Nicks told a story about being a younger version of herself in San Francisco and walking into a boutique called Velvet Underground and not being able to afford any of the clothes in the store. She said it was her motivation to follow her passion and pursue a career in music.
Late in the show, Buckingham noted that a lot of the songs played were older than a lot of those in attendance. The group played eight songs from their legendary album “Rumours,” which released in early 1977.
While the vocalists, most noticably Nicks, don’t have the same young voices they had on their recordings, the music transcends generations. The band’s dynamic sound – anchored by three distinct vocalists in McVie, Nicks and Buckingham – is only a small piece of the pie. Fleetwood was a magician on the drums, opening the encore with a rousing drum solo that fully displayed his skill behind the kit. Comparing it to pop music of today, I was floored. Considering the band has been doing it for more than 40 years, the way they interact with each other and the crowd throughout the show puts a lot of present-day pretenders to shame.

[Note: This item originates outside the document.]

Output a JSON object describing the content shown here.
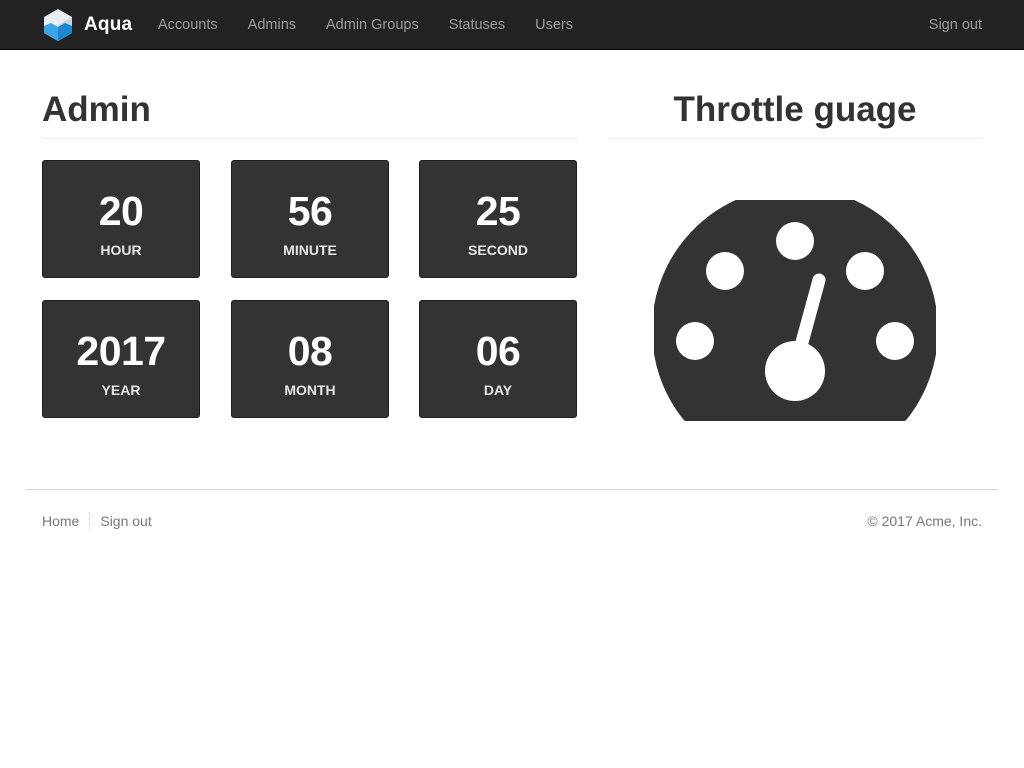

A few of the performances that really stuck out to me were Buckingham’s solo rendition of “Big Love;” it was like he was in his bedroom by himself letting loose on the acoustic. The down-tuned guitar riffs throughout “Gold Dust Woman” really caught my attention as a fan of heavier music. And the final song of the night, the infamous B-side track “Silver Springs,” was a beautifully-played masterpiece and really a showpiece to why the group has withstood the test of time. It was a magical night, and one those in attendance won’t soon forget.